SAN JOSE, Calif. — It's here! The big white van I spent my life savings to convert into a comfy studio apartment on wheels, with not just one but two showers, has finally arrived.
I absolutely love it, even more than I thought I would when I conceived the project as my personal 80-square-foot solution to the Bay Area's affordable-housing crisis.
When van converters Kyle and Josh Volkman gave me the grand tour, I surprised myself by bursting into tears — of profound joy.
Women of my generation — I'm 61 — were supposed to grow up to be wives, mothers, nurses, teachers or stewardesses, not brave independent, adventurous women with a van that gives them the freedom to live anywhere they want.
In the North Jersey town where I grew up, girls weren't allowed to wear pants to school until I was 12. Not even culottes. Barred from shop class by the ex-Marine who ran it, we were forced to make aprons and practice doing laundry in home economics. A friend and I tried clogging up the washing machine in protest, but it didn't do any good. I'm proud to say that although I've always loved to cook and putter around the house, I got a D in that class.
Yet in a peek at a whole different world, that was also the era of all those hippies living mostly on the West Coast in VW vans or converted school buses like Ken Kesey's. The notion must have taken hold because I didn't hesitate once I discovered the van life movement as I hunted for a way to stay in the Bay Area after I retire.
While looking into buying a tiny house, I discovered the growing community of people linked by social media who live in vehicles, from vans to school buses to converted ambulances. Some are achingly poor single women living on $700 a month in Social Security. So, one of the things I plan to do is volunteer at the annual Rubber Tramp Rendezvous in Arizona, where founder Bob Wells teaches all newcomers how to cope with van life and form supportive networks.
But for the time being, I'm going to keep living in the pool house behind my wonderful landlords' home in San Jose while I practice living in the van on weekends.
As excited as I am, the reality that I am now responsible for a big steel hulk is already hitting home. There's a lot for me to learn about my Ford Transit (high roof/extended length), including how to fill my 36-gallon water tank, how to open the canopy, and how to dispose of the contents of my 39-gallon gray water tank and dry composting toilet. I'm calling the van "Loaf" because it looks like a loaf of white bread, and it's where I plan to loaf.

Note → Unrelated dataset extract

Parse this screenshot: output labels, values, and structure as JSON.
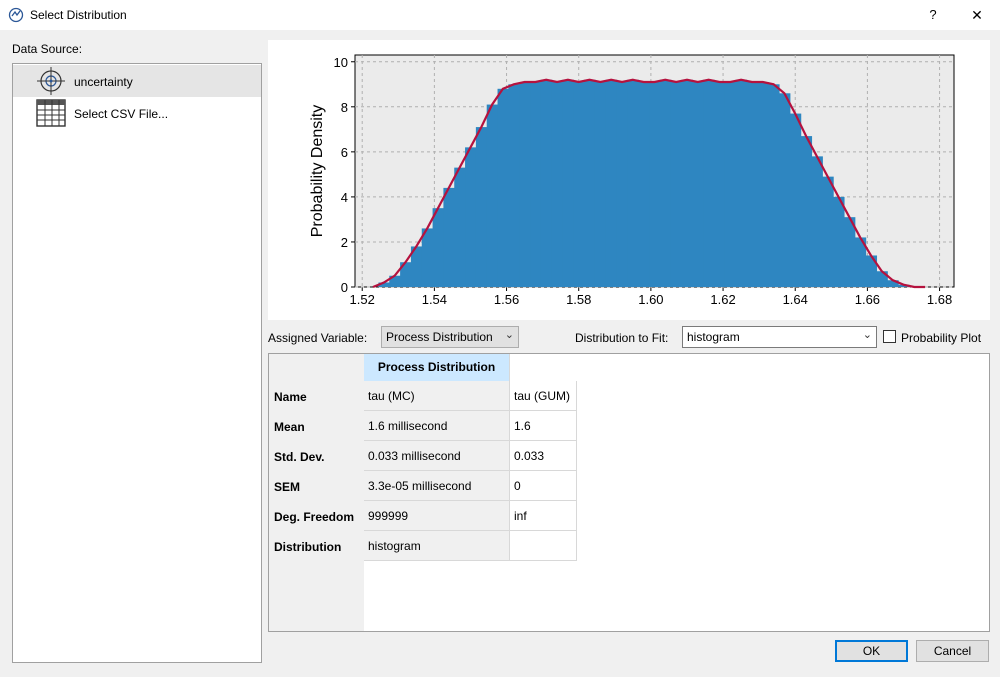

But presiding over my tiny kingdom from the comfort of my dinette is already a blast. How the Volkmans and I managed to fit everything in here, I don't know. There's a tiny bedroom, indoor shower, outdoor shower, and bathroom. The front seats swivel around to the dinette, creating a "living room." With its 29-inch sink and 8-foot-long butcher-block counter, the kitchen will be equipped to turn out everything from real miso soup (with dashi, of course) to lemon meringue pie.

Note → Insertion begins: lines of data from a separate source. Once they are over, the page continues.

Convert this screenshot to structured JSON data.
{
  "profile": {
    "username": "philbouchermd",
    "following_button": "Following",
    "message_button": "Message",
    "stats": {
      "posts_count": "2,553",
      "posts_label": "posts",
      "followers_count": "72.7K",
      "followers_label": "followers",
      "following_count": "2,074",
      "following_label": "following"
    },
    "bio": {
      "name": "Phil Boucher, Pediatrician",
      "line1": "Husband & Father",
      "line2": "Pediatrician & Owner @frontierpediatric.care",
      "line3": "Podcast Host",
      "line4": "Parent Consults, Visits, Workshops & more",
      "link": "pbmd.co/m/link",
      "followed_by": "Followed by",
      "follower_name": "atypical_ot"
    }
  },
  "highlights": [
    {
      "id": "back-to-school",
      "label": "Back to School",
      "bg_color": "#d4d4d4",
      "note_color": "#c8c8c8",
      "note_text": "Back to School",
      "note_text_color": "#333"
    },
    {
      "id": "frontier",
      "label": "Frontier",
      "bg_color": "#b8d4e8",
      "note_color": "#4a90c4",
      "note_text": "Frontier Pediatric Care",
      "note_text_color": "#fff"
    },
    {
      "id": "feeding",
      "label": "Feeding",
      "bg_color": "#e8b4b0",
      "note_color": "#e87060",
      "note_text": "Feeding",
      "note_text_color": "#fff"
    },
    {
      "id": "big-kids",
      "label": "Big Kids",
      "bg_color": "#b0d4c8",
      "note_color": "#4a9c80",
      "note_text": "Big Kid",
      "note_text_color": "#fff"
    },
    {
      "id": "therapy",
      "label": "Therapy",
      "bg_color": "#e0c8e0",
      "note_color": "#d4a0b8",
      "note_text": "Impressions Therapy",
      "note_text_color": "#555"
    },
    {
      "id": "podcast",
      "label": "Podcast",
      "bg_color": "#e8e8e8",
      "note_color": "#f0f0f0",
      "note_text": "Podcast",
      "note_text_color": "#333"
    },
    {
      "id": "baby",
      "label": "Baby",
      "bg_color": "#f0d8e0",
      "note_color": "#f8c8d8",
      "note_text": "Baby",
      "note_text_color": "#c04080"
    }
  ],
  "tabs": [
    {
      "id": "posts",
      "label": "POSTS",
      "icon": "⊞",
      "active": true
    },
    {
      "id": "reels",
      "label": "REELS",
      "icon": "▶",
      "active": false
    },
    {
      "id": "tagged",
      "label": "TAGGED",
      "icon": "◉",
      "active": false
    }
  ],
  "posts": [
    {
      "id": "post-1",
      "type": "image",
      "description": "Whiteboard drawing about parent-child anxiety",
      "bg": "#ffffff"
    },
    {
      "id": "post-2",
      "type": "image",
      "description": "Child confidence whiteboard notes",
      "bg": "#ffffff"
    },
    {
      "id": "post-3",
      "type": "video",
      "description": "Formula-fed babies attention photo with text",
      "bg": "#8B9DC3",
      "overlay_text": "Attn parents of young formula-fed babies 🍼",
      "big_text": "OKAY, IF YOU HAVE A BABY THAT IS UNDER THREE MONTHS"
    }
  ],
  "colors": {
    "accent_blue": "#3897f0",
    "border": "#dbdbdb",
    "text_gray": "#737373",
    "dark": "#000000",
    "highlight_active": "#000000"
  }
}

There's practically zero open wall space to put up pictures, which is weird and freeing at the same time. I'll have to get rid of a lot of stuff or find a storage unit in a cheaper community.

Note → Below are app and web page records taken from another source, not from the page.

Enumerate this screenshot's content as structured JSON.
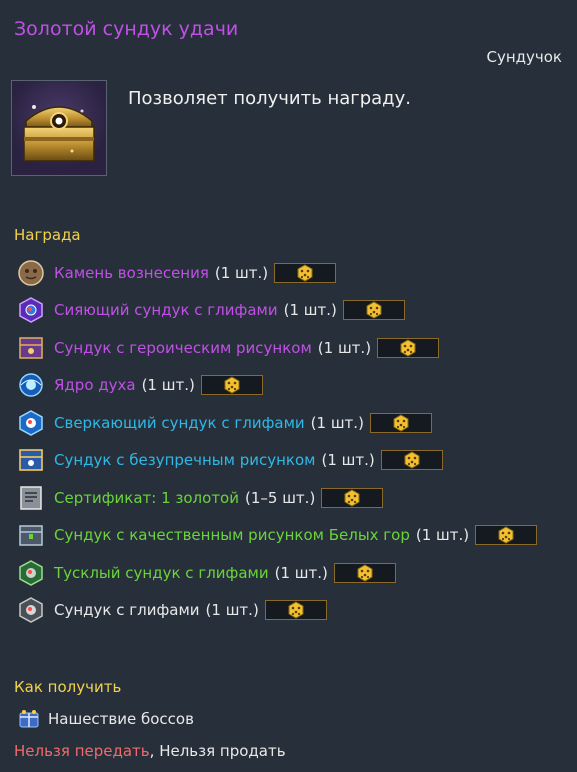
{
  "tooltip": {
    "title": "Золотой сундук удачи",
    "category": "Сундучок",
    "description": "Позволяет получить награду.",
    "reward_header": "Награда",
    "how_to_get_header": "Как получить",
    "source": "Нашествие боссов",
    "no_transfer": "Нельзя передать",
    "separator": ", ",
    "no_sell": "Нельзя продать"
  },
  "rewards": [
    {
      "name": "Камень вознесения",
      "qty": "(1 шт.)",
      "color": "#c24fe8",
      "icon": "ascension-stone-icon"
    },
    {
      "name": "Сияющий сундук с глифами",
      "qty": "(1 шт.)",
      "color": "#c24fe8",
      "icon": "radiant-glyph-chest-icon"
    },
    {
      "name": "Сундук с героическим рисунком",
      "qty": "(1 шт.)",
      "color": "#c24fe8",
      "icon": "heroic-pattern-chest-icon"
    },
    {
      "name": "Ядро духа",
      "qty": "(1 шт.)",
      "color": "#c24fe8",
      "icon": "spirit-core-icon"
    },
    {
      "name": "Сверкающий сундук с глифами",
      "qty": "(1 шт.)",
      "color": "#2fb8e6",
      "icon": "sparkling-glyph-chest-icon"
    },
    {
      "name": "Сундук с безупречным рисунком",
      "qty": "(1 шт.)",
      "color": "#2fb8e6",
      "icon": "flawless-pattern-chest-icon"
    },
    {
      "name": "Сертификат: 1 золотой",
      "qty": "(1–5 шт.)",
      "color": "#6ad43a",
      "icon": "certificate-icon"
    },
    {
      "name": "Сундук с качественным рисунком Белых гор",
      "qty": "(1 шт.)",
      "color": "#6ad43a",
      "icon": "quality-pattern-chest-icon"
    },
    {
      "name": "Тусклый сундук с глифами",
      "qty": "(1 шт.)",
      "color": "#6ad43a",
      "icon": "dull-glyph-chest-icon"
    },
    {
      "name": "Сундук с глифами",
      "qty": "(1 шт.)",
      "color": "#e8e8e8",
      "icon": "glyph-chest-icon"
    }
  ],
  "colors": {
    "epic": "#c24fe8",
    "rare": "#2fb8e6",
    "uncommon": "#6ad43a",
    "common": "#e8e8e8",
    "header": "#f2d24a",
    "warning": "#ef6b6b"
  }
}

I'd be lying if I said I wasn't scared — of drifting, of being alone, of dark nights and strange towns, of sitting at the wheel of a very big vehicle, or of winding up broke. But it's the good kind of scared, the kind that makes me glad to be alive.